Data for: On Continuum Beliefs and Psychiatric Stigma: Similarity to a Person with Psychiatric Problems Can Feel Too Close for Comfort
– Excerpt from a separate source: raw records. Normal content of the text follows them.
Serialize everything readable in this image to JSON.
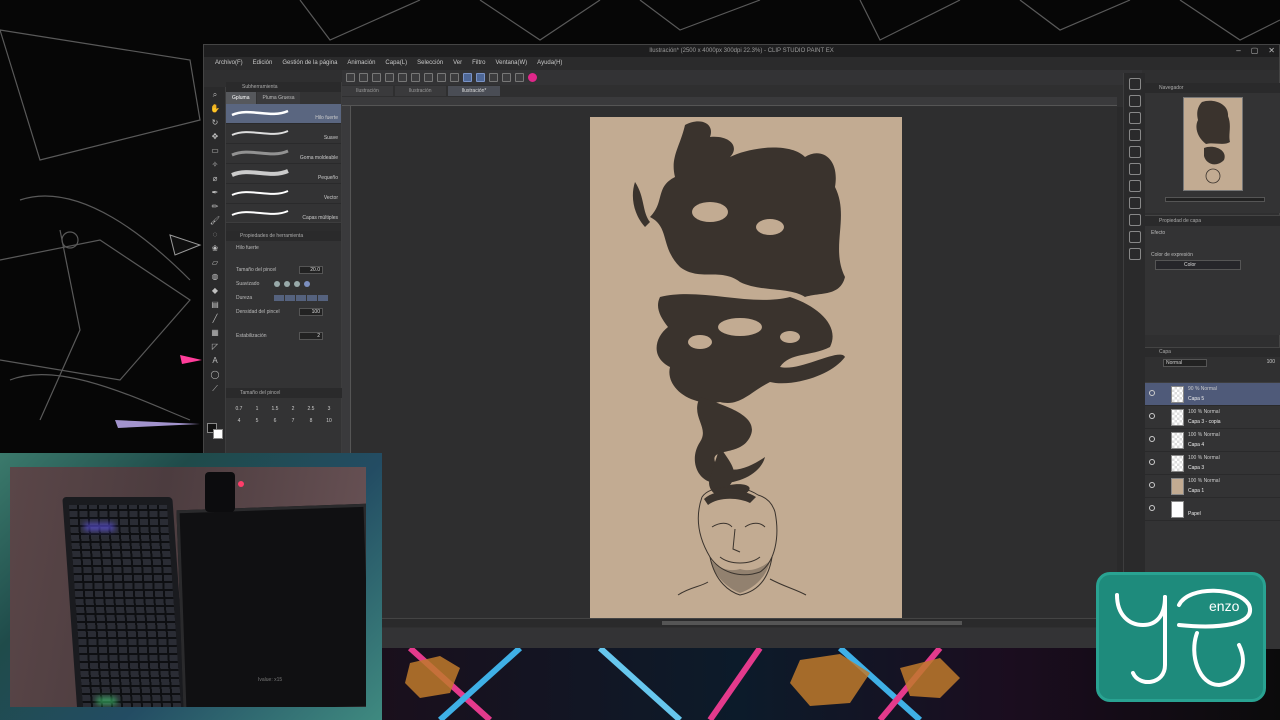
{
  "window": {
    "title": "Ilustración* (2500 x 4000px 300dpi 22.3%)  - CLIP STUDIO PAINT EX",
    "controls": [
      "–",
      "▢",
      "✕"
    ]
  },
  "menu": [
    "Archivo(F)",
    "Edición",
    "Gestión de la página",
    "Animación",
    "Capa(L)",
    "Selección",
    "Ver",
    "Filtro",
    "Ventana(W)",
    "Ayuda(H)"
  ],
  "doc_tabs": [
    "Ilustración",
    "Ilustración",
    "Ilustración*"
  ],
  "brush_panel": {
    "header": "Subherramienta",
    "tabs": [
      "Gpluma",
      "Pluma Gruesa"
    ],
    "brushes": [
      "Hilo fuerte",
      "Suave",
      "Goma moldeable",
      "Pequeño",
      "Vector",
      "Capas múltiples"
    ],
    "selected_brush": "Hilo fuerte",
    "props_header": "Propiedades de herramienta",
    "props_tool": "Hilo fuerte",
    "props": [
      {
        "label": "Tamaño del pincel",
        "value": "20.0"
      },
      {
        "label": "Suavizado",
        "value": ""
      },
      {
        "label": "Dureza",
        "value": ""
      },
      {
        "label": "Densidad del pincel",
        "value": "100"
      },
      {
        "label": "Estabilización",
        "value": "2"
      }
    ],
    "size_header": "Tamaño del pincel",
    "sizes": [
      "0.7",
      "1",
      "1.5",
      "2",
      "2.5",
      "3",
      "4",
      "5",
      "6",
      "7",
      "8",
      "10"
    ]
  },
  "navigator": {
    "title": "Navegador"
  },
  "layer_props": {
    "title": "Propiedad de capa",
    "effect_label": "Efecto",
    "expr_label": "Color de expresión",
    "expr_value": "Color"
  },
  "layers": {
    "title": "Capa",
    "blend": "Normal",
    "opacity": "100",
    "items": [
      {
        "mode": "90 % Normal",
        "name": "Capa 5",
        "thumb": "check"
      },
      {
        "mode": "100 % Normal",
        "name": "Capa 3 - copia",
        "thumb": "check"
      },
      {
        "mode": "100 % Normal",
        "name": "Capa 4",
        "thumb": "check"
      },
      {
        "mode": "100 % Normal",
        "name": "Capa 3",
        "thumb": "check"
      },
      {
        "mode": "100 % Normal",
        "name": "Capa 1",
        "thumb": "tan"
      },
      {
        "mode": "",
        "name": "Papel",
        "thumb": "white"
      }
    ]
  },
  "webcam": {
    "brand": "Ivalue: x15"
  },
  "logo": {
    "text": "Y enzo"
  },
  "colors": {
    "paper": "#c2ab92",
    "ink": "#3a332d",
    "accent_selection": "#4f5a79",
    "logo_bg": "#1e8b7c"
  }
}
Abstract: Individuals with psychiatric problems are subject to notable public stigma. Continuum belief interventions that blur boundaries between “normal” individuals and individuals with psychiatric problems have shown promise in reducing public stigma. However, interventions delivered to date have afforded participants considerable psychological distance from individuals with mental illness. An intervention that compels greater psychological closeness to individuals with mental illness may lead to inflated appraisals of vulnerability, increased anxiety/threat, and an attenuated intervention effect on psychiatric stigma. One hundred thirty-five participants listened to a bogus interview involving a person they were told has schizophrenia but who otherwise shared numerous characteristics in common with participants, thereby underscoring a sense of similarity. Participants then read a bogus research article that either (1) was agnostic with respect to the continuum/categorical distinction, (2) attested to a continuum view of schizophrenia, or (3) attested to a categorical view of schizophrenia. As expected, the continuum intervention had no effect on psychiatric stigma. Also as expected, the continuum intervention inflated participants’ sense of threat and feelings of anxiety, measured via self-report and a lexical decision task. Psychiatric stigma scholars who have expressed enthusiasm for developing stigma reduction programming centered on continuum belief should heed these findings.